[Page and application data records]

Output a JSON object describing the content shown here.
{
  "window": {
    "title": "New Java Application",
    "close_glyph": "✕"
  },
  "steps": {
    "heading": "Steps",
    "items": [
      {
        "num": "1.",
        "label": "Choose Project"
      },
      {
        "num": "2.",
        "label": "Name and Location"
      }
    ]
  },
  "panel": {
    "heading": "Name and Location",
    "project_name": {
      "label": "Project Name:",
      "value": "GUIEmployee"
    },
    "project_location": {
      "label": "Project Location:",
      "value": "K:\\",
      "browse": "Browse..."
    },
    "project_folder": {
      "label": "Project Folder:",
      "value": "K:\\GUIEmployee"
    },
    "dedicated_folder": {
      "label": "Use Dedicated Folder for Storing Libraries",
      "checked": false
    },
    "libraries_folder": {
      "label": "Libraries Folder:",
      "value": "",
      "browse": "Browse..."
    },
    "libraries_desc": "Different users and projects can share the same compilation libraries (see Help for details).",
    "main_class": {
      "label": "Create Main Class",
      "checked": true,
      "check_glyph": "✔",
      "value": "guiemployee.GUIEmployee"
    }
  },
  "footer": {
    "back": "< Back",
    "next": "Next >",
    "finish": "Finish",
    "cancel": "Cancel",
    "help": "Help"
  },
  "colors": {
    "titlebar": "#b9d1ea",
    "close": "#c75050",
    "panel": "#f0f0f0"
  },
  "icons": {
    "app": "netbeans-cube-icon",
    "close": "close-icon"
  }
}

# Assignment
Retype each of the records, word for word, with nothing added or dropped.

# Result below
Output a JSON object describing the content shown here.
{
  "window": {
    "title": "New Java Application",
    "close_glyph": "✕"
  },
  "steps": {
    "heading": "Steps",
    "items": [
      {
        "num": "1.",
        "label": "Choose Project"
      },
      {
        "num": "2.",
        "label": "Name and Location"
      }
    ]
  },
  "panel": {
    "heading": "Name and Location",
    "project_name": {
      "label": "Project Name:",
      "value": "GUIEmployee"
    },
    "project_location": {
      "label": "Project Location:",
      "value": "K:\\",
      "browse": "Browse..."
    },
    "project_folder": {
      "label": "Project Folder:",
      "value": "K:\\GUIEmployee"
    },
    "dedicated_folder": {
      "label": "Use Dedicated Folder for Storing Libraries",
      "checked": false
    },
    "libraries_folder": {
      "label": "Libraries Folder:",
      "value": "",
      "browse": "Browse..."
    },
    "libraries_desc": "Different users and projects can share the same compilation libraries (see Help for details).",
    "main_class": {
      "label": "Create Main Class",
      "checked": true,
      "check_glyph": "✔",
      "value": "guiemployee.GUIEmployee"
    }
  },
  "footer": {
    "back": "< Back",
    "next": "Next >",
    "finish": "Finish",
    "cancel": "Cancel",
    "help": "Help"
  },
  "colors": {
    "titlebar": "#b9d1ea",
    "close": "#c75050",
    "panel": "#f0f0f0"
  },
  "icons": {
    "app": "netbeans-cube-icon",
    "close": "close-icon"
  }
}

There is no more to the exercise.